    Does anyone know UGA’s “pass catch percentage”? Obviously that would be an interesting stat.


  3. Salty Dawg

    From your lips to the Kirbster’s ears! I hope he will be open to hiring some people that have valued insight into helping our offense. And I mean peeps who have the cred to back it up, even if they stay for just a year. Coach O got it right this season. Can’t wait to see how LSU fairs next year without the Joes.


  4. Salty Dawg

    Not sure on how to post this from SEC Shorts on You Tube, so sorry if the link is screwed up but it’s worth watching!


  5. Hogbody Spradlin

    Why is it always somebody else?


  6. CEPH

    From the mouth of a damn good coach, “poor assistant coaches will get you fired” Steve Spurrier. So when his assistants didn’t perform he replaced them. Kirby took the easy way out. Instead of going through the trouble of interviewing coaches and maybe just maybe coming with some new ideas he just promoted from within when he had someone available.

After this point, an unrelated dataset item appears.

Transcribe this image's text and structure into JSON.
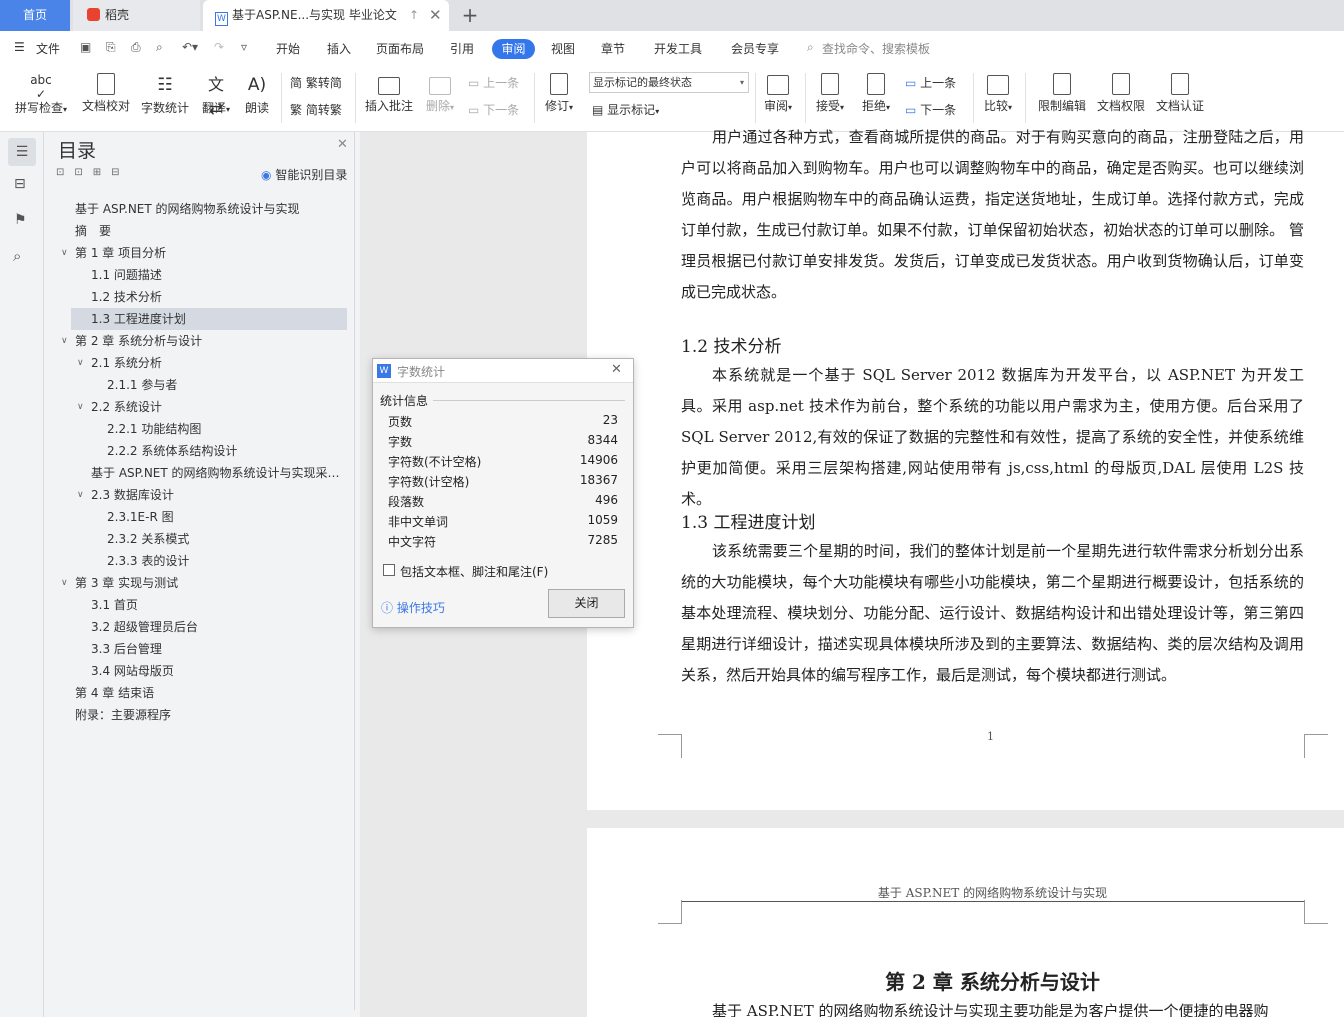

    Liked by 1 person

  7. W Cobb Dawg

    Brady (and Burrow) will be gone for bigger & better opportunities soon enough. So we’ll see if Coach Oeaux can replicate the 2019 success.

    Kirby’s only in his 4th season. Yet two former assistants are HCs (Tucker, Pittman), with another two hired away as OCs (Chaney, Johnson). Not to mention Sherrer left to become a DC. Where’s Orgeron’s coaching tree? Other than hitting paydirt with Brady, I’m at a loss to name anyone who’s substantially benefitted by being one of his assistants.

    I’m as disappointed as everyone else at how the season wound up. But Kirby is an excellent coach, who’s best years are definitely ahead of him. Is there really anyone contemplating that we’d be better off with Orgeron instead of Kirby for the long haul?


    • California dawg

      I don’t think anyone is arguing Kirby is a bad coach. There’s certainly no one else I’d rather have as an HC for the University of Georgia right now. He is at a bit of a crossroads after this season though – will he demonstrate a willingness and ability to adapt and adjust his philosophy and our offensive coaching staff so our offense isn’t the trainwreck it was this year? If he does then I agree his best years are absolutely ahead of him.


    • DawgPhan

      I can’t wait to take my kids over to athens and show them all the coaching tree champions trophies. Maybe get lunch at Cali-n-titos after.. great day.


  8. Russ

    I read and linked to this earlier in the week. Great article, but yeah it’s depressing that it’s not about us. Hopefully Kirby reads it and learns from it.

    So maybe coaching DOES factor into it? Imagine that.


  9. 123fakest

    I hate WRs. How can you justify a scholarship when you’re dropping nearly 20% of catchable balls.
    Go play defense.


  10. David

    Meanwhile, Todd Hartley is busy yelling at reporters after his offense managed to score TWO WHOLE TOUCHDOWNS against Florida.

    The comparison to how Burrow looked this year vs how Fromm looked this year proceeds along analogous lines.